Tessa Ganserer, 44, won a seat representing the district of Nuremberg but had to run with the name her parents gave her at birth.
She has yet to legally change her name in an act of protest against the country’s 40-year-old law requiring a costly medical certificate.
Another trans woman, Nyke Slawik, 27, secured a seat in the western state of North Rhine-Westphalia. The Greens Party came third in the election, which marks the prospect of a coalition government.
“It is a historic victory for the Greens, but also for the trans-emancipatory movement and for the entire queer community,” Ganserer said, Reuters reported.
Working towards an easier procedure for transgender people to self-identity will be a priority for Ganserer.

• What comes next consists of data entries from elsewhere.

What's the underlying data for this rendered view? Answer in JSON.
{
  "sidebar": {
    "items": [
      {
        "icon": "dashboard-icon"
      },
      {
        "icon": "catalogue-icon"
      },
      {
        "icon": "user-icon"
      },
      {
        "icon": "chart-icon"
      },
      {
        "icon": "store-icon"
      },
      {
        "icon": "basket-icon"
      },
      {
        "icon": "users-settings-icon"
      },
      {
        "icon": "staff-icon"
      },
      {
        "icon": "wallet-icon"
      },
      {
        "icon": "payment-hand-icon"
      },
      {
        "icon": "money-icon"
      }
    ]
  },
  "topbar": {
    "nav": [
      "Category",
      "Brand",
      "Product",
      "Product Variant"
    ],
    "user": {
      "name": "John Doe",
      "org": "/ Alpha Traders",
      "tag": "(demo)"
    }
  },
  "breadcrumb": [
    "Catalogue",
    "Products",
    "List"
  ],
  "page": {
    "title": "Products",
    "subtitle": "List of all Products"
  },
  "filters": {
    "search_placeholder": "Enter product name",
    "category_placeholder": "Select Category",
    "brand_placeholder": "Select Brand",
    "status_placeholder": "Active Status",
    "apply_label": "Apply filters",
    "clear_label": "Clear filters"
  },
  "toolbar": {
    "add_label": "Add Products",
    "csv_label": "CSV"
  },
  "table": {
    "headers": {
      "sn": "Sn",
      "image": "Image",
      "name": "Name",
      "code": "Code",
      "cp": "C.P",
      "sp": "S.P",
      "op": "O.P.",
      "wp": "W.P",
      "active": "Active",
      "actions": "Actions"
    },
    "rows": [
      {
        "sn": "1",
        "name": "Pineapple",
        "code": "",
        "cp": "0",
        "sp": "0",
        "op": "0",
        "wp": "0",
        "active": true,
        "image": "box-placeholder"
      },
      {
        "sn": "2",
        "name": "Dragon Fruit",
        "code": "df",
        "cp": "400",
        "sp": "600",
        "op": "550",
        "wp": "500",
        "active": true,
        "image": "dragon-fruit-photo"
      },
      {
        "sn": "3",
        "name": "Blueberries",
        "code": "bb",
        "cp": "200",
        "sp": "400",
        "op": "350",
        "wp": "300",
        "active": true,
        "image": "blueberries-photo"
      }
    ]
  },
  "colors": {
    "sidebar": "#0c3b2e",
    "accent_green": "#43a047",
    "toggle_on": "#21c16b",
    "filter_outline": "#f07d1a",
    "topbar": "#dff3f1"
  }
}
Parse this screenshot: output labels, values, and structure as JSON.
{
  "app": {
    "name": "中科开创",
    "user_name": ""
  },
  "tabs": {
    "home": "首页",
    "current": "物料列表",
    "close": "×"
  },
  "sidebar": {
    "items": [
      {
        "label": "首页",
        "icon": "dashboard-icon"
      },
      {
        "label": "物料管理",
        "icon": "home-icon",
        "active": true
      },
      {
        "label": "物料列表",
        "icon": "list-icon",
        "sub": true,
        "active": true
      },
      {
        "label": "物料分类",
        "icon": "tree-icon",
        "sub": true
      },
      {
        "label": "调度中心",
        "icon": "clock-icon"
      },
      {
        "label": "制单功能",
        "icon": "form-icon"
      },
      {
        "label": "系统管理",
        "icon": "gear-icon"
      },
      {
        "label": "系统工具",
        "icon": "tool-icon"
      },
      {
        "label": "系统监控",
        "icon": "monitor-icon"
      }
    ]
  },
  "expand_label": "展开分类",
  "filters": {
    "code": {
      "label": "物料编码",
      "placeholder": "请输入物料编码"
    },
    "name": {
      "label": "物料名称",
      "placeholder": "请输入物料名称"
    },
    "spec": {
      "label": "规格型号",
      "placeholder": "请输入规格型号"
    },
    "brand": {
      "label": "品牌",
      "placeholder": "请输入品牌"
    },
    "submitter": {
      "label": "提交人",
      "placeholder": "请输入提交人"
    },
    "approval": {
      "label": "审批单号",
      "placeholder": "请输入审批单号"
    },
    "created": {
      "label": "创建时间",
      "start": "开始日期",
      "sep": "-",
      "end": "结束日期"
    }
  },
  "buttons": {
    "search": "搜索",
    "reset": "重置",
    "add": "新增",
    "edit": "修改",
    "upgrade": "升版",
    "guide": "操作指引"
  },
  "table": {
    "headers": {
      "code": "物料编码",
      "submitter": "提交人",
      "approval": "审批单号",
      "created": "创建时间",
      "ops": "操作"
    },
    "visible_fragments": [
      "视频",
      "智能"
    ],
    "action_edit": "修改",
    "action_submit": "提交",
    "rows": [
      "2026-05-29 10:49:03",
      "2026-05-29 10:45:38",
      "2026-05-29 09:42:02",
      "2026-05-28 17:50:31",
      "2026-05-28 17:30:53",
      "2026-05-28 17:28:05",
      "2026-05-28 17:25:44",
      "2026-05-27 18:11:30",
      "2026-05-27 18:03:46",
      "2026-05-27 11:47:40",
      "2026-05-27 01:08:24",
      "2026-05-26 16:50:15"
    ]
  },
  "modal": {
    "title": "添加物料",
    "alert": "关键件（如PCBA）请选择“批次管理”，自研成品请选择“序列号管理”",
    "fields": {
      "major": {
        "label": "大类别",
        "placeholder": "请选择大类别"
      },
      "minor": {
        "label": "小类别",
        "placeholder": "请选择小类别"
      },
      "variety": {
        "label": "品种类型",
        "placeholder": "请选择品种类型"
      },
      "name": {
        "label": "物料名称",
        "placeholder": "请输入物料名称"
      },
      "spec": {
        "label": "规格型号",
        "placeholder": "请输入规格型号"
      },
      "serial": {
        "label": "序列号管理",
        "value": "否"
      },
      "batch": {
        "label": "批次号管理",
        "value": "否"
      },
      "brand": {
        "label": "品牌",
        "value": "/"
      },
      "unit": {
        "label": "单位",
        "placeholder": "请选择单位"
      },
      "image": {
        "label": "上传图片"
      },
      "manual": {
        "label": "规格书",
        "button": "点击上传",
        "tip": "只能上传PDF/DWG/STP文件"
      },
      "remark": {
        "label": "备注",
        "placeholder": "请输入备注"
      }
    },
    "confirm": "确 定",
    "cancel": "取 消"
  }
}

Meanwhile, Slawik has called for a nationwide action plan to fight against homophobia and transphobia.
During the elections on Sep. 26, Franziska Giffey, a Social Democrats Party candidate, also became Berlin’s first woman mayor after regional elections.
Giffey was previously the family minister in Chancellor Angela Merkel’s national government but resigned after claims that she had plagiarized her doctoral thesis.